Ethical and economic arguments aside, this is an issue of consistency for Queen’s. As the marketing slogan daubed over campus boasts, “We are exceptional!”. Queen’s has a rich history in human rights and medical research – yet our rights and health are endangered by the University’s ethically suspect investment strategy. The University is also committed to becoming a ‘low carbon organisation’. The inconsistency between aiming to reduce its own emissions, while simultaneously investing in Shell and BP question the sincerity of its climate commitment. And so, our moral battle with the fossil fuel investment continues. After a lot of hard word, our campaign has gained prominence both on, and off campus. ‘Divestment 101’ saw a full house in an organised public meeting on campus, in which staff and students engaged with each other to further the campaign. Our first demonstration saw the gates of the University crowded with activists committed to a carbon-friendly future. An all-student referendum saw a massive victory for the student body as an overwhelming 83.2% of voters voiced their support for fossil fuel divestment. At this stage, however, our battle has just begun. Following the publication of a 47 page academic report, the public support of dozens of senior academic staff, political parties, charities and faith groups and the success of the student referendum, Queen’s have refused our demands. The University has heard the case for divestment, and unlike their Russell Group contemporaries have remained firm in their profiteering from environmental destruction. They have, however, agreed to a review of their ethical investment policy, which will take 6-9 months. This is completely unacceptable, and is an attempt to fob off our campaign and to fool students into thinking the University are acting on their concerns.

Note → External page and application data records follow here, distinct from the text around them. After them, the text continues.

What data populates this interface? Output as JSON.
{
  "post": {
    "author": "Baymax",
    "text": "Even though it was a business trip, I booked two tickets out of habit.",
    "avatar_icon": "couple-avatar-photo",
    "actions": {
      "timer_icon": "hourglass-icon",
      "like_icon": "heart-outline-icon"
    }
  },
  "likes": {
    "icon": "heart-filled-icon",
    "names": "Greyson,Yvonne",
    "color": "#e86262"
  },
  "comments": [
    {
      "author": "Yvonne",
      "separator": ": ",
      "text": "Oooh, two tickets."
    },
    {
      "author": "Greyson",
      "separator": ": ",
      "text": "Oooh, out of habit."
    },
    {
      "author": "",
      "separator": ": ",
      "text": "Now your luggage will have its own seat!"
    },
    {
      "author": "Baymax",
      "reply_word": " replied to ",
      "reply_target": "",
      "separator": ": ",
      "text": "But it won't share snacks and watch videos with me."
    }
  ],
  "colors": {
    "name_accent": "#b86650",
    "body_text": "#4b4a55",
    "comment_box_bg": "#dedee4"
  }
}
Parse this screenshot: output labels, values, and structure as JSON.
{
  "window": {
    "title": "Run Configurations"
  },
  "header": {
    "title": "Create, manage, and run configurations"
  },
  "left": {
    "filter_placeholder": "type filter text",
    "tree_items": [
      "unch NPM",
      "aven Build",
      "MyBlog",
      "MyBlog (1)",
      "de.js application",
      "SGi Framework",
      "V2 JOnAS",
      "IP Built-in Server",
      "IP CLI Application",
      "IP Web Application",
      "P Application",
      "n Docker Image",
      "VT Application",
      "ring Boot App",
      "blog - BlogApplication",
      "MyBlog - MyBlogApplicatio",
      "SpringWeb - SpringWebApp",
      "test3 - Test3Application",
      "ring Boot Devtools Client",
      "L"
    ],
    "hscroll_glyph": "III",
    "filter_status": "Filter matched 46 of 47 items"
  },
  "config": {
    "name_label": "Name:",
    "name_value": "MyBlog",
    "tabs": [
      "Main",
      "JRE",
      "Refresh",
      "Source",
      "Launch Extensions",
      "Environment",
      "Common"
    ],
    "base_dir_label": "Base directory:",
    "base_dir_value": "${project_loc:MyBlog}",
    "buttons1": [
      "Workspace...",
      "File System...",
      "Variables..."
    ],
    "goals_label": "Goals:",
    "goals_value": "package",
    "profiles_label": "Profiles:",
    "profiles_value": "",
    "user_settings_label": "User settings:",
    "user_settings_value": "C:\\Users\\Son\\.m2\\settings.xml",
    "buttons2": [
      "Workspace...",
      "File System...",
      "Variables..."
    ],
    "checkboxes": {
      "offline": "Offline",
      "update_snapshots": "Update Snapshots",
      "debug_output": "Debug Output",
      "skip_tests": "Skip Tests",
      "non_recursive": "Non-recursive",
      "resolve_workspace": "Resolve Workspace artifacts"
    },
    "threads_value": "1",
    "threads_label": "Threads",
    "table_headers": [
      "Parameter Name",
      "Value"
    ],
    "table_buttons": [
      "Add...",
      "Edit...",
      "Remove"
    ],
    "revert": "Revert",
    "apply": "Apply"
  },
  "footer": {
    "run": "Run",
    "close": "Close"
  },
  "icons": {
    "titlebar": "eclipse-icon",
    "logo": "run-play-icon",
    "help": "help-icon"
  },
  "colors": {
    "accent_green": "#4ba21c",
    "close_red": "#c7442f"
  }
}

Fossil Free QUB is part of a global campaign with political goals. Divestment won’t solve climate change itself – but it creates the conditions for strong global action and regulation of the fossil fuel industry. Divesting challenges the industry’s legitimacy and opens the political space for strong climate action which tackles the business as usual approach to fossil fuel extraction head-on. As Bill McKibben recently put it: “if the fossil fuel industry fulfills its business plan, the planet will break”. We can’t let this happen: join us to confront and change this business plan.
Niall Coleman is an activist with Fossil Free QUB, a campaign that calls for QUB to pull all investment from fossil fuels, you can follow the campaign on Twitter @FossilFreeQUB or on Facebook (Facebook.com/FossilFreeQUB)